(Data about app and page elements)
━━━━━━━━
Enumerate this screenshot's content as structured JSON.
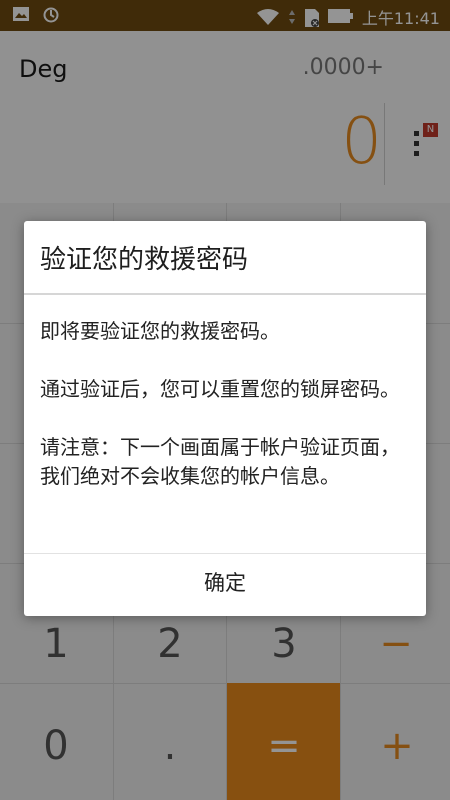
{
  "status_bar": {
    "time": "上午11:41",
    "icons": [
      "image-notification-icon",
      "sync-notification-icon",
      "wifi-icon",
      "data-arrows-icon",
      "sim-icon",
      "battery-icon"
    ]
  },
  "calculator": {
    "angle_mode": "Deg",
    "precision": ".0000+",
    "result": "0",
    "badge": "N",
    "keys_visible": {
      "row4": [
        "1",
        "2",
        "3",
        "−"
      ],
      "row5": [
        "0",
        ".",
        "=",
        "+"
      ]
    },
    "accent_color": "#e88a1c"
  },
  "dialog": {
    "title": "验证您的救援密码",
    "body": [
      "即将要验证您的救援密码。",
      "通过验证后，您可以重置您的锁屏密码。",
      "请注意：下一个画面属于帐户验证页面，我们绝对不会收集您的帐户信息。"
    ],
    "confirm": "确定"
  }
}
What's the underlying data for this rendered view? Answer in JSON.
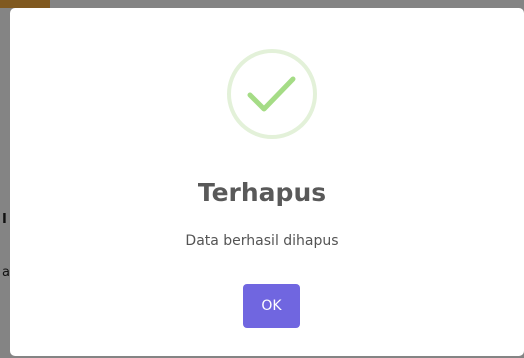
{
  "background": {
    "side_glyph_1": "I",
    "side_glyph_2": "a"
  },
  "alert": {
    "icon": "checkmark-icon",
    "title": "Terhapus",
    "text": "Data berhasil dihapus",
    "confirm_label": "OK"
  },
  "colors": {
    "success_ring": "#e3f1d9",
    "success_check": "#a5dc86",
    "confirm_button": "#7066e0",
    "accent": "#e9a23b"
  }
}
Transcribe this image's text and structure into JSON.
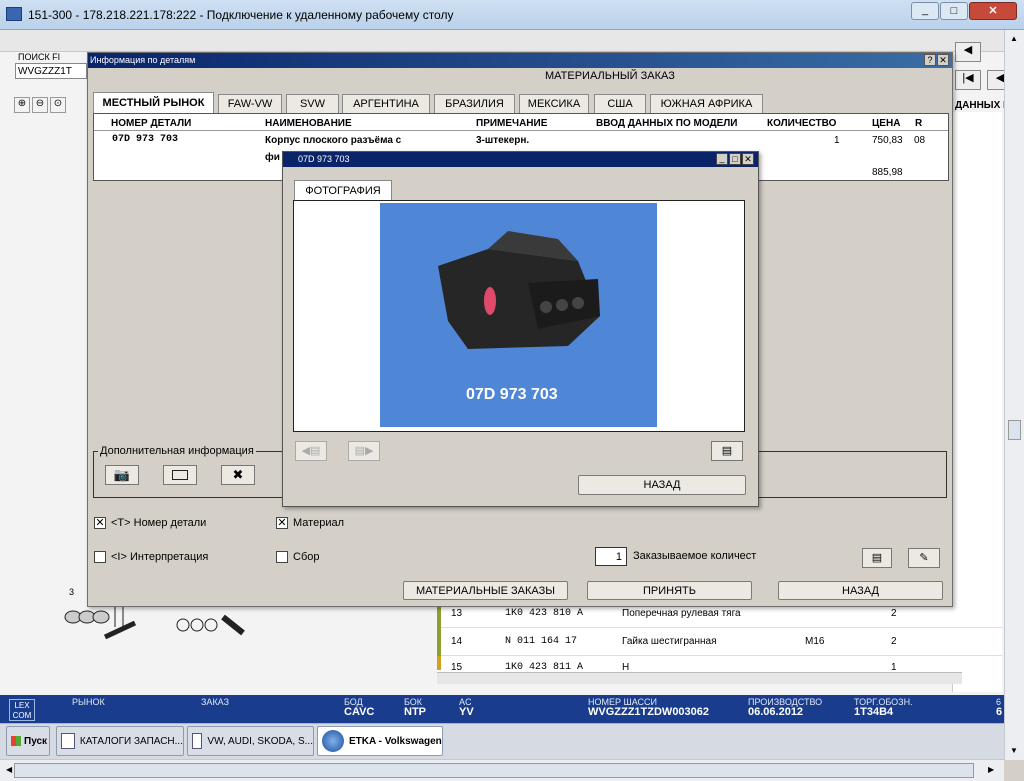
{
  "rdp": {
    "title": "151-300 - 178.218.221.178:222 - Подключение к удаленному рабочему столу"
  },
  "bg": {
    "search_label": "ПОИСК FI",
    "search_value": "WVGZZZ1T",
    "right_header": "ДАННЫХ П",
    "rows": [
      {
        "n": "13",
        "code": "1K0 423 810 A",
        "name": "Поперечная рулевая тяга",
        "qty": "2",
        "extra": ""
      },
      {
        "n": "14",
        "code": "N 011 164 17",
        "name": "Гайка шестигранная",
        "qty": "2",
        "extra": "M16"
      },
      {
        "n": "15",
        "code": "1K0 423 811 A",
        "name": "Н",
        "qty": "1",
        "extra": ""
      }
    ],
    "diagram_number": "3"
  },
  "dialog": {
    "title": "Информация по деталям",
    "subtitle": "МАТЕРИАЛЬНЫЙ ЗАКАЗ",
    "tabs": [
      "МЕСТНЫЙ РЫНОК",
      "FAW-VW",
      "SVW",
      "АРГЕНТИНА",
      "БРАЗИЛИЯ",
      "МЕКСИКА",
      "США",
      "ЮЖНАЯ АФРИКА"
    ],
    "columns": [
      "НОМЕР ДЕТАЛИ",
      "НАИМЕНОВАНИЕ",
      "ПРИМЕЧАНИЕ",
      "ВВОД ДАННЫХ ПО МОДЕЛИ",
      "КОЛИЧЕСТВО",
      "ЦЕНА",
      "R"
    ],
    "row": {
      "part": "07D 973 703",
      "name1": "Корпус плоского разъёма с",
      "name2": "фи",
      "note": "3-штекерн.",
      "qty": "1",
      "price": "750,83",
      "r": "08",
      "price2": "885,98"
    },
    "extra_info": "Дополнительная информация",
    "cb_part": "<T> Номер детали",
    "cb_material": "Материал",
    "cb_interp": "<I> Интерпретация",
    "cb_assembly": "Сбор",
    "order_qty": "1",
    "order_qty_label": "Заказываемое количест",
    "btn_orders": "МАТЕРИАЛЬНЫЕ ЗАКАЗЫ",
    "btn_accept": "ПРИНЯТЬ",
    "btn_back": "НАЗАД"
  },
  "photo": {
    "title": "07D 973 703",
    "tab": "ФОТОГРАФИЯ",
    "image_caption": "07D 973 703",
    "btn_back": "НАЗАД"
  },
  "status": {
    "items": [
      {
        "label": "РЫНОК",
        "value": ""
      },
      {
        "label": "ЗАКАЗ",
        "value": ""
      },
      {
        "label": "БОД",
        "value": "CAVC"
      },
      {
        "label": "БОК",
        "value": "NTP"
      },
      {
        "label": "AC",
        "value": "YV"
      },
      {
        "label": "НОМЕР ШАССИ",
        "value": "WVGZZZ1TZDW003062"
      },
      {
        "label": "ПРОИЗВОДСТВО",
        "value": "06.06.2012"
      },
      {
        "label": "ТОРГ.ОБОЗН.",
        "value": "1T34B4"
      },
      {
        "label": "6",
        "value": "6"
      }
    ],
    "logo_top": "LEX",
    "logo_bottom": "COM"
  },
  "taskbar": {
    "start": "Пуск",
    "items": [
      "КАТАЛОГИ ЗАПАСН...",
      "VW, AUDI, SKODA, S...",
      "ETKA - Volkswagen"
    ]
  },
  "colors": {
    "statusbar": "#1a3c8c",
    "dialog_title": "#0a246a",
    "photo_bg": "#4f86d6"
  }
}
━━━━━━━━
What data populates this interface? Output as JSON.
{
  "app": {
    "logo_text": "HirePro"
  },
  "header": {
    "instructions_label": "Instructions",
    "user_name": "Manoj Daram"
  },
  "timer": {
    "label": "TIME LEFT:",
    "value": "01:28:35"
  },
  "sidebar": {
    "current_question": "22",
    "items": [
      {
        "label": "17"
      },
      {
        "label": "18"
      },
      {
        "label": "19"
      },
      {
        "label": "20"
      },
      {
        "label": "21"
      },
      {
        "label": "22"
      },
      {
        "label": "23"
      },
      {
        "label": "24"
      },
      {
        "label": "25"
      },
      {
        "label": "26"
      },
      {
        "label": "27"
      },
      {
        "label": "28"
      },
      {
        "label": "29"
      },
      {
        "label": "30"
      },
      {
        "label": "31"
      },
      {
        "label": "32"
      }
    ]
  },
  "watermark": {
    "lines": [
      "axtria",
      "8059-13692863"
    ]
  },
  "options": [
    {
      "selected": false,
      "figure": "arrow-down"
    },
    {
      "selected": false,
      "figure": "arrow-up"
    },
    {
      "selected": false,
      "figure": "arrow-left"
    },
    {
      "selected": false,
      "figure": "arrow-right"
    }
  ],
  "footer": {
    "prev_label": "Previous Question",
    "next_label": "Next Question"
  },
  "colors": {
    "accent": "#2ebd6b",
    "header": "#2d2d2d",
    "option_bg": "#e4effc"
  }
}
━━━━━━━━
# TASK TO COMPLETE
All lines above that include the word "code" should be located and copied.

# RESPONSE BELOW
        "code": "1K0 423 810 A",
        "code": "N 011 164 17",
        "code": "1K0 423 811 A",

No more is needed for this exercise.